Wednesday, January 19, 2011

Christmas 2010. Part 2.

So it wasn't all bad... or plastic! I need to give mad props to my awesome sister-in-law and her partner who fully, completely, get it. The two of them helped make Christmas at the in-laws' pretty sweet, especially for the little guy and my hippie sensibilities. Behold the lovely soft toys upcycled out of old thrift store shirts:

Quite awesome pig:

Scary bear:

A rather fetching chicken:

A very cunning lamb who I call Alien Alpaca:

And some paintings:

These make me very happy.  :-)

We've been talking lately about how to get the whole fam on board with a more sustainable holiday next year. None of us is too fond of imposing too many rules - e.g. No Gifts Over $X, Homemade Gifts Only, Secret Santa and the like. What we really want is just for it to be... easy. Simple. Stress-free. Special, even?

Thought about suggesting only "consumable" gifts so as to not add clutter to people's lives. Baking, jam, playdough for the kids, stockings filled with yummy treats, copious amounts of wine. Or there's the option of renting a nice holiday cabin somewhere and foregoing gifts entirely - making it about the experience. That's a lot of bedrooms...

Thinking, thinking...

Monday, January 17, 2011

Dragon Belches

Three nights in a row now, Baby Bird has let out what I'm now referring to as Dragon Belches". After a good middle-of-the-night feeding, a wee prop-up results in a defeaning, otherworldly sound reminiscent of a rusted jack-in-the-box being forced painfully through its motions.

I reckon it must be quite satisfying.

Wednesday, January 12, 2011

How to Build a Sustainable Life...

Open Source Farming.

This really must be seen and shared!

I love everything about this... I'll let the video speak for itself, as its creators describe it so much better than I could.

Tuesday, January 11, 2011

Organizing the Chaos

Well, I can't say,I wish we'd thought of this sooner', because, frankly, we did, we're just lazy. But we finally bit the bullet and decided to stash away all of Captain Tightpants' toys save for a handful (he still has unlimited books and blocks). Five toys in the bedroom and five in the living room - all neatly contained in cute baskets, natch - sounds like plenty, but trust me when I say it represents only a small fraction of the whole!

To the basement they go, to be cycled out at a later date so he always has something new" to play with, but never so many toys at once that they just blur together into a meaningless plastic miasma.

His room is now far neater and much more pleasant and it feels good to have pared down a bit. Unexpected fringe benefit: we're now far less likely to kill ourselves descending the stairs of death as he seems reticent to sacrifice precious toys to the task of booby-trapping them. Always a plus.

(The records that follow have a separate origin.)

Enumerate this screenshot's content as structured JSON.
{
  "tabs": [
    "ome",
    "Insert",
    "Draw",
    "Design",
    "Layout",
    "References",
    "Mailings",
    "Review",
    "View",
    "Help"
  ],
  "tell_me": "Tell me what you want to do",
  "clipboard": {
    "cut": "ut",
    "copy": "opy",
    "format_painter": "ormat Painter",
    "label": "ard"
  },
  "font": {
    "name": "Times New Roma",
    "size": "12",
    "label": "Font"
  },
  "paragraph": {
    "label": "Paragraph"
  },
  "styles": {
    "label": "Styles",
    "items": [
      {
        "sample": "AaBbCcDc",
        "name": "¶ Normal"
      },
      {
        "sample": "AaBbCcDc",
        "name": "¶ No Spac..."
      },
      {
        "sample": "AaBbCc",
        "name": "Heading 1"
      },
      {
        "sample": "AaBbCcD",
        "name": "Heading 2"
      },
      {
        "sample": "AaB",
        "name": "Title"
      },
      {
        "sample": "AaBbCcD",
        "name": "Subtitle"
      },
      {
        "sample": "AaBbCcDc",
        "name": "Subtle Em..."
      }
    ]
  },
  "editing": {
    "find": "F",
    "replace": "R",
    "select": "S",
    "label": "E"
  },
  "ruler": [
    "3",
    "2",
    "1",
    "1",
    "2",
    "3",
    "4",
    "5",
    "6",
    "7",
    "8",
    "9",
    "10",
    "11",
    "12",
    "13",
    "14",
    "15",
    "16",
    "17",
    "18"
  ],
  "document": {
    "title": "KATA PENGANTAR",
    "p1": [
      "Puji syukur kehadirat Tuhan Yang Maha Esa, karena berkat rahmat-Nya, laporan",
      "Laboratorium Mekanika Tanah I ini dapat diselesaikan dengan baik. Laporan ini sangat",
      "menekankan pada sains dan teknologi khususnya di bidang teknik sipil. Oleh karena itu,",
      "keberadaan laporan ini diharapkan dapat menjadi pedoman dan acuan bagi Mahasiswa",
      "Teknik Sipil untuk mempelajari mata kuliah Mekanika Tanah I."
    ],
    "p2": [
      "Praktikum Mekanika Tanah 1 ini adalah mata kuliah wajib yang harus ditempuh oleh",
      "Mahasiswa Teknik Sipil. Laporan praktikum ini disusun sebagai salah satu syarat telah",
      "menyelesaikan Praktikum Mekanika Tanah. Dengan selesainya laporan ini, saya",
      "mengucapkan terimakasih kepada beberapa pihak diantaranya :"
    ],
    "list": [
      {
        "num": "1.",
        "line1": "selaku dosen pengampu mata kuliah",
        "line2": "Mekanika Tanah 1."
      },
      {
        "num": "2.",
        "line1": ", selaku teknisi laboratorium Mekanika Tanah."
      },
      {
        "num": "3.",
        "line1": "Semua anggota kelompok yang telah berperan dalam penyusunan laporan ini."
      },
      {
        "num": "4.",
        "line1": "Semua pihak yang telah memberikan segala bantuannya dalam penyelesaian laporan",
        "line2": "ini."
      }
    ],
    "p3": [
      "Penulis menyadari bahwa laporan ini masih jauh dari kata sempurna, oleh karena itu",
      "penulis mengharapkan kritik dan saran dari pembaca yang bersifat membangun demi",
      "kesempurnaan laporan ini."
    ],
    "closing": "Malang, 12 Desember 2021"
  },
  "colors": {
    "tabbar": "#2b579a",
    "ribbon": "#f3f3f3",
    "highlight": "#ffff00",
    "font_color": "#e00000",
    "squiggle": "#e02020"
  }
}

Saturday, January 1, 2011

This Old House, This New Life

Following a frenzied and frenetic Christmas marked by too many toys, too much chaos, and far too much plastic…

It is now a new year, and time for a new plan.

My young family is taking steps toward moving East (West, South... away...) and finding that perfect old farmhouse and a handful of acres on which to house some hens, a goat, and an expansive garden. We'll be leaving behind an old inner-city house and yard that will, by the time we’re gone, hopefully be a little bit better than we found it. This blog will attempt to chronicle these adventures, couched as they are in the context of sustainability - environmental, economic, cultural, and social. As we put our plans into motion, live the teachings that recent years have given us, I will write about the small ways we're striving to make a difference. 

The time certainly has come: a toddler and a newborn in tow, a town we've grown increasingly tired of, an inspiring university degree now, at last, behind me, within me... the time is now to make a change, to live more fully the principles that I would like to claim guide me, to show my two boys how brilliant and beautiful it all can be.

So we have a life in transition, transition in the Hopkins sense. Moving toward sustainability and resilience, not merely to endure the ramifications of peak oil, climate change, and an oppressive economic paradigm, but to flourish within them, to come out on the other side into a stronger and brighter future. I will try to share it here, at least until shyness overtakes...

Happy New Year. :)